[[ DATA RECORDS open ]]

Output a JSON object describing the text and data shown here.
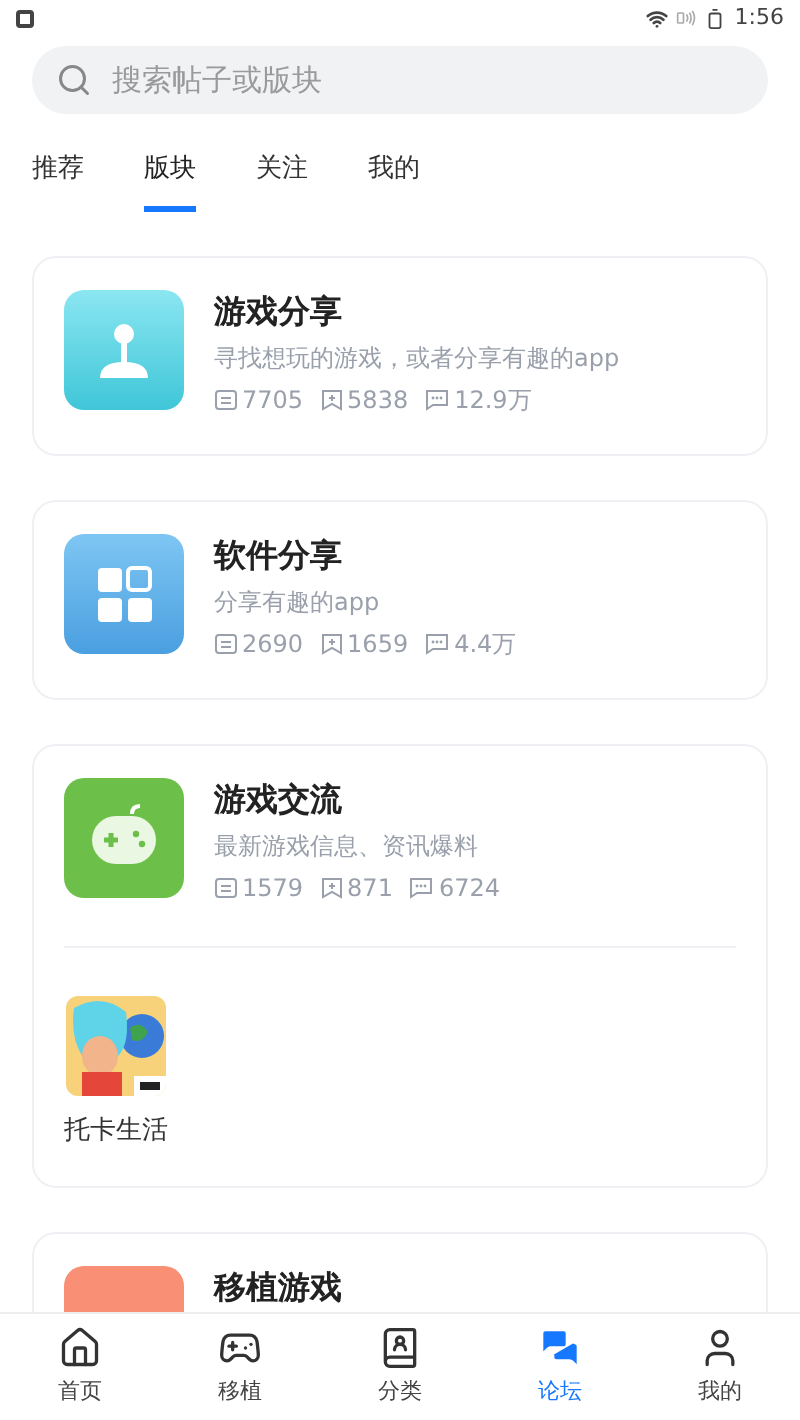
{
  "status_bar": {
    "time": "1:56"
  },
  "search": {
    "placeholder": "搜索帖子或版块"
  },
  "tabs": [
    {
      "label": "推荐",
      "selected": false
    },
    {
      "label": "版块",
      "selected": true
    },
    {
      "label": "关注",
      "selected": false
    },
    {
      "label": "我的",
      "selected": false
    }
  ],
  "forums": [
    {
      "title": "游戏分享",
      "description": "寻找想玩的游戏，或者分享有趣的app",
      "stats": [
        {
          "kind": "posts",
          "value": "7705"
        },
        {
          "kind": "bookmarks",
          "value": "5838"
        },
        {
          "kind": "comments",
          "value": "12.9万"
        }
      ]
    },
    {
      "title": "软件分享",
      "description": "分享有趣的app",
      "stats": [
        {
          "kind": "posts",
          "value": "2690"
        },
        {
          "kind": "bookmarks",
          "value": "1659"
        },
        {
          "kind": "comments",
          "value": "4.4万"
        }
      ]
    },
    {
      "title": "游戏交流",
      "description": "最新游戏信息、资讯爆料",
      "stats": [
        {
          "kind": "posts",
          "value": "1579"
        },
        {
          "kind": "bookmarks",
          "value": "871"
        },
        {
          "kind": "comments",
          "value": "6724"
        }
      ],
      "games": [
        {
          "name": "托卡生活",
          "kind": "picture"
        }
      ]
    },
    {
      "title": "移植游戏"
    }
  ],
  "bottom_nav": [
    {
      "label": "首页",
      "selected": false
    },
    {
      "label": "移植",
      "selected": false
    },
    {
      "label": "分类",
      "selected": false
    },
    {
      "label": "论坛",
      "selected": true
    },
    {
      "label": "我的",
      "selected": false
    }
  ]
}
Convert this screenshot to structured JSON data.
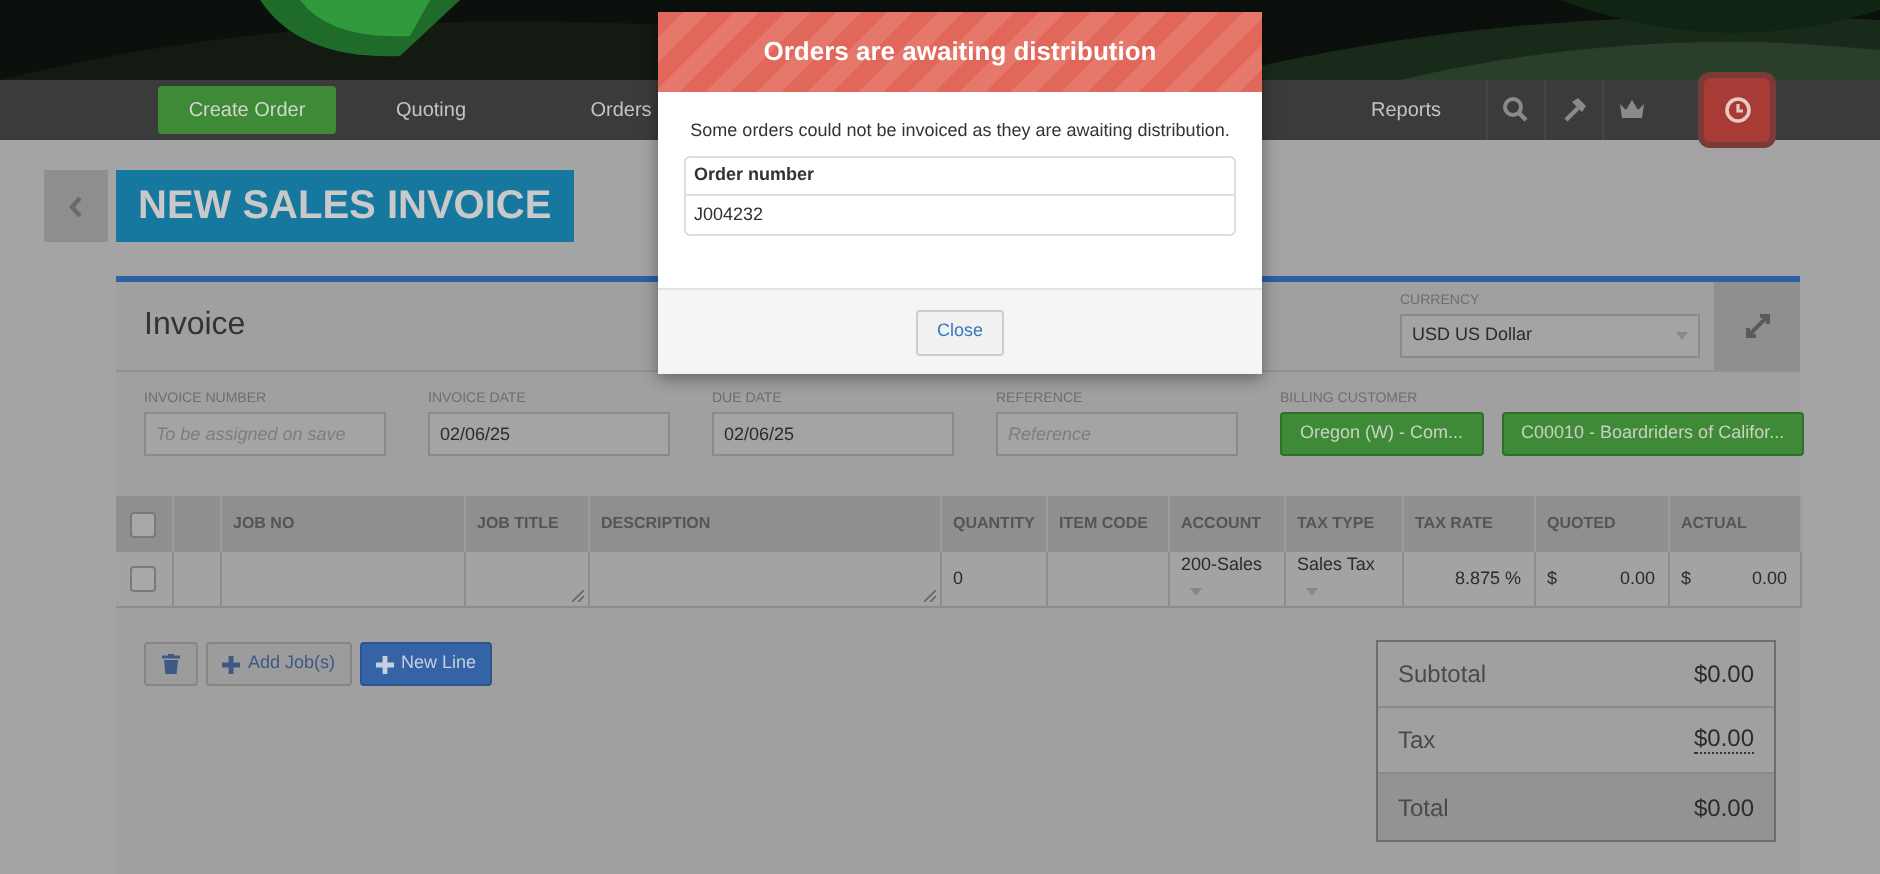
{
  "nav": {
    "items": [
      {
        "label": "Create Order",
        "kind": "button"
      },
      {
        "label": "Quoting",
        "kind": "link"
      },
      {
        "label": "Orders",
        "kind": "link"
      },
      {
        "label": "Reports",
        "kind": "link",
        "push": true
      }
    ],
    "icons": [
      {
        "active": false
      },
      {
        "active": false
      },
      {
        "active": false
      },
      {
        "active": true
      }
    ]
  },
  "page_title": "NEW SALES INVOICE",
  "invoice": {
    "title": "Invoice",
    "currency": {
      "label": "CURRENCY",
      "value": "USD US Dollar"
    },
    "fields": [
      {
        "label": "INVOICE NUMBER",
        "placeholder": "To be assigned on save"
      },
      {
        "label": "INVOICE DATE",
        "value": "02/06/25"
      },
      {
        "label": "DUE DATE",
        "value": "02/06/25"
      },
      {
        "label": "REFERENCE",
        "placeholder": "Reference"
      }
    ],
    "billing_customer": {
      "label": "BILLING CUSTOMER",
      "buttons": [
        "Oregon (W) - Com...",
        "C00010 - Boardriders of Califor..."
      ]
    },
    "table": {
      "header_checked": false,
      "columns": [
        "JOB NO",
        "JOB TITLE",
        "DESCRIPTION",
        "QUANTITY",
        "ITEM CODE",
        "ACCOUNT",
        "TAX TYPE",
        "TAX RATE",
        "QUOTED",
        "ACTUAL"
      ],
      "rows": [
        {
          "checked": false,
          "job_no": "",
          "quantity": "0",
          "account": "200-Sales",
          "tax_type": "Sales Tax",
          "tax_rate": "8.875 %",
          "quoted_currency": "$",
          "quoted": "0.00",
          "actual_currency": "$",
          "actual": "0.00"
        }
      ]
    },
    "actions": [
      {
        "kind": "trash"
      },
      {
        "kind": "plain",
        "label": "Add Job(s)"
      },
      {
        "kind": "primary",
        "label": "New Line"
      }
    ],
    "totals": [
      {
        "label": "Subtotal",
        "value": "$0.00",
        "underlined": false,
        "emphasis": false
      },
      {
        "label": "Tax",
        "value": "$0.00",
        "underlined": true,
        "emphasis": false
      },
      {
        "label": "Total",
        "value": "$0.00",
        "underlined": false,
        "emphasis": true
      }
    ]
  },
  "modal": {
    "title": "Orders are awaiting distribution",
    "message": "Some orders could not be invoiced as they are awaiting distribution.",
    "table": {
      "column": "Order number",
      "rows": [
        "J004232"
      ]
    },
    "button": "Close"
  }
}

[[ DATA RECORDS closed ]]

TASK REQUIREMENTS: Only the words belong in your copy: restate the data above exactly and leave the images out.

EXPECTED ANSWER:
Output a JSON object describing the text and data shown here.
{
  "status_bar": {
    "time": "1:56"
  },
  "search": {
    "placeholder": "搜索帖子或版块"
  },
  "tabs": [
    {
      "label": "推荐",
      "selected": false
    },
    {
      "label": "版块",
      "selected": true
    },
    {
      "label": "关注",
      "selected": false
    },
    {
      "label": "我的",
      "selected": false
    }
  ],
  "forums": [
    {
      "title": "游戏分享",
      "description": "寻找想玩的游戏，或者分享有趣的app",
      "stats": [
        {
          "kind": "posts",
          "value": "7705"
        },
        {
          "kind": "bookmarks",
          "value": "5838"
        },
        {
          "kind": "comments",
          "value": "12.9万"
        }
      ]
    },
    {
      "title": "软件分享",
      "description": "分享有趣的app",
      "stats": [
        {
          "kind": "posts",
          "value": "2690"
        },
        {
          "kind": "bookmarks",
          "value": "1659"
        },
        {
          "kind": "comments",
          "value": "4.4万"
        }
      ]
    },
    {
      "title": "游戏交流",
      "description": "最新游戏信息、资讯爆料",
      "stats": [
        {
          "kind": "posts",
          "value": "1579"
        },
        {
          "kind": "bookmarks",
          "value": "871"
        },
        {
          "kind": "comments",
          "value": "6724"
        }
      ],
      "games": [
        {
          "name": "托卡生活",
          "kind": "picture"
        }
      ]
    },
    {
      "title": "移植游戏"
    }
  ],
  "bottom_nav": [
    {
      "label": "首页",
      "selected": false
    },
    {
      "label": "移植",
      "selected": false
    },
    {
      "label": "分类",
      "selected": false
    },
    {
      "label": "论坛",
      "selected": true
    },
    {
      "label": "我的",
      "selected": false
    }
  ]
}
Convert this screenshot to structured JSON data.
{
  "nav": {
    "items": [
      {
        "label": "Create Order",
        "kind": "button"
      },
      {
        "label": "Quoting",
        "kind": "link"
      },
      {
        "label": "Orders",
        "kind": "link"
      },
      {
        "label": "Reports",
        "kind": "link",
        "push": true
      }
    ],
    "icons": [
      {
        "active": false
      },
      {
        "active": false
      },
      {
        "active": false
      },
      {
        "active": true
      }
    ]
  },
  "page_title": "NEW SALES INVOICE",
  "invoice": {
    "title": "Invoice",
    "currency": {
      "label": "CURRENCY",
      "value": "USD US Dollar"
    },
    "fields": [
      {
        "label": "INVOICE NUMBER",
        "placeholder": "To be assigned on save"
      },
      {
        "label": "INVOICE DATE",
        "value": "02/06/25"
      },
      {
        "label": "DUE DATE",
        "value": "02/06/25"
      },
      {
        "label": "REFERENCE",
        "placeholder": "Reference"
      }
    ],
    "billing_customer": {
      "label": "BILLING CUSTOMER",
      "buttons": [
        "Oregon (W) - Com...",
        "C00010 - Boardriders of Califor..."
      ]
    },
    "table": {
      "header_checked": false,
      "columns": [
        "JOB NO",
        "JOB TITLE",
        "DESCRIPTION",
        "QUANTITY",
        "ITEM CODE",
        "ACCOUNT",
        "TAX TYPE",
        "TAX RATE",
        "QUOTED",
        "ACTUAL"
      ],
      "rows": [
        {
          "checked": false,
          "job_no": "",
          "quantity": "0",
          "account": "200-Sales",
          "tax_type": "Sales Tax",
          "tax_rate": "8.875 %",
          "quoted_currency": "$",
          "quoted": "0.00",
          "actual_currency": "$",
          "actual": "0.00"
        }
      ]
    },
    "actions": [
      {
        "kind": "trash"
      },
      {
        "kind": "plain",
        "label": "Add Job(s)"
      },
      {
        "kind": "primary",
        "label": "New Line"
      }
    ],
    "totals": [
      {
        "label": "Subtotal",
        "value": "$0.00",
        "underlined": false,
        "emphasis": false
      },
      {
        "label": "Tax",
        "value": "$0.00",
        "underlined": true,
        "emphasis": false
      },
      {
        "label": "Total",
        "value": "$0.00",
        "underlined": false,
        "emphasis": true
      }
    ]
  },
  "modal": {
    "title": "Orders are awaiting distribution",
    "message": "Some orders could not be invoiced as they are awaiting distribution.",
    "table": {
      "column": "Order number",
      "rows": [
        "J004232"
      ]
    },
    "button": "Close"
  }
}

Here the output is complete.